If your cat seems confused or forgetful with things they normally do, it might mean they have memory or thinking problems. Watch out for changes like going outside their litterbox, avoiding people more, wandering around a lot, meowing too much, or looking lost. These could also mean your cat is experiencing mental confusion or getting older. It's important to take them to the vet to get checked out.
Issues Caused by Disease
If your cat is in pain from dental issues or arthritis, it may become aggressive. Keep an eye on your cat's behavior because they tend to hide their discomfort. Health issues like diabetes or kidney failure can cause cats to use the litterbox more often and potentially eliminate in the wrong spot.
If your cat has trouble moving around due to joint inflammation, it may be difficult for them to use the litterbox, especially if there are stairs involved. This can also cause senior cats to be eliminated in the wrong places, so taking them to the vet is important.
How Can I Help Keep My Senior Cat Healthy?
As an owner of a senior cat, paying attention to your cat's behavior and habits can be very helpful in keeping them happy and healthy. Making small adjustments to your cat's grooming, feeding, and daily interactions can be an easy way to notice any changes in their health as they age. This will allow your vet to provide personalized geriatric care for your beloved feline.
Brushing your cat's fur, trimming their claws, and brushing their teeth are great ways to keep older cats clean and healthy, while also checking for changes in their fur, skin, nose, eyes, ears, and claws.
A lot of senior cats get heavy or even obese as they age, which can be controlled with diet and activity if the weight gain is non-medical. Other weight issues include elderly cats being underweight, which may be caused by a variety of medical conditions and should be assessed by a veterinarian.
Older cats can be more sensitive to changes in routine or household, which can lead to stress. Patience and accommodations (extra affection, a favorite toy or blanket, a quiet room for them to stay in) go a long way to helping your senior cat adjust to upsetting changes. Don't forget to keep playing with your cat as they age; mental and physical stimulation is beneficial for their well-being.

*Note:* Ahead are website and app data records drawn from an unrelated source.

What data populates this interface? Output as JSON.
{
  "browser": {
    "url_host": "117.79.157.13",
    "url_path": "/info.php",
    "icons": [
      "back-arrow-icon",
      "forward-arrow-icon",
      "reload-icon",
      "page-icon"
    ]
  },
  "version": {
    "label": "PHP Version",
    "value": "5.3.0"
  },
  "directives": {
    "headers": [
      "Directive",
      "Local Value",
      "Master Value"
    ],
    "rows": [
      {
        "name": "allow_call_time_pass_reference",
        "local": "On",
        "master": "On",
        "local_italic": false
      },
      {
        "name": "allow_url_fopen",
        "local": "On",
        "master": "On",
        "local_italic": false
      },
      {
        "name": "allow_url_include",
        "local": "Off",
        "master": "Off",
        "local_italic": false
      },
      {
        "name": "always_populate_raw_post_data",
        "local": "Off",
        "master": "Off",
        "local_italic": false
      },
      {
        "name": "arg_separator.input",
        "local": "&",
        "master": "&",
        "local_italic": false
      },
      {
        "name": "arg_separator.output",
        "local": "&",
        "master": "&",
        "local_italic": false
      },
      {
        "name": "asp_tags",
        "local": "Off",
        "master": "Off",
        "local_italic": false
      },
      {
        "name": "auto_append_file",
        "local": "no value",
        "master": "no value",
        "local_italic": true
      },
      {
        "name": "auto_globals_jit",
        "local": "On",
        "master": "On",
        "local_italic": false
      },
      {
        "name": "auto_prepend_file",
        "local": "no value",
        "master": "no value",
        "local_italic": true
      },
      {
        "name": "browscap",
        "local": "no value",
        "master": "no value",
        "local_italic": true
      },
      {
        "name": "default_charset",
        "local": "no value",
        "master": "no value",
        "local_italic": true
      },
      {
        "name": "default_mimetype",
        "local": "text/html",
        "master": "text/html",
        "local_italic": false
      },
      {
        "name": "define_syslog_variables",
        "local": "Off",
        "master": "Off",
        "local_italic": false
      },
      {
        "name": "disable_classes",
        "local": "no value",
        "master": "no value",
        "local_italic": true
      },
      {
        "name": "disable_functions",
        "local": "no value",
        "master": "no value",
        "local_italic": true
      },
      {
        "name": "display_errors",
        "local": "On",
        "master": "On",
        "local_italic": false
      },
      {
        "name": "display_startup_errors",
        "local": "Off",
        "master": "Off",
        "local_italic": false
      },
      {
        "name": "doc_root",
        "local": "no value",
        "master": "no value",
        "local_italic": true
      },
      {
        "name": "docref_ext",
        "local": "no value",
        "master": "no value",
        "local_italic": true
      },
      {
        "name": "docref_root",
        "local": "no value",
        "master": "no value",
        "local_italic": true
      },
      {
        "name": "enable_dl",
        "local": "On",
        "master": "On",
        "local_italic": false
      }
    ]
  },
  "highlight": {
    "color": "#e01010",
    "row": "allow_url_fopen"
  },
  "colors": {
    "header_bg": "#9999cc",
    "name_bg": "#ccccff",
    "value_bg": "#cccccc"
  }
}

Because cats are adept at hiding illness until it is advanced or severe, it's important to take them regularly to the vet for wellness checks even if they seem perfectly healthy. Your veterinarian will also be able to monitor any conditions that your senior cat may have, and catch any potential or emerging issues early when they're more treatable. their behavior and health.
How Can A Veterinarian Help?
As a cat owner, it's important to keep track of your furry friend's behavior, health, and personality. This information will help your vet understand your cat better and guide them in providing appropriate care. Along with regular checkups, your vet may recommend more frequent visits based on your cat's age, lifestyle, health, and any ongoing medical conditions. So, make sure to stay observant and communicate any observations you have to your vet to ensure your senior cat stays healthy and happy. Do you have questions about caring for your senior cat?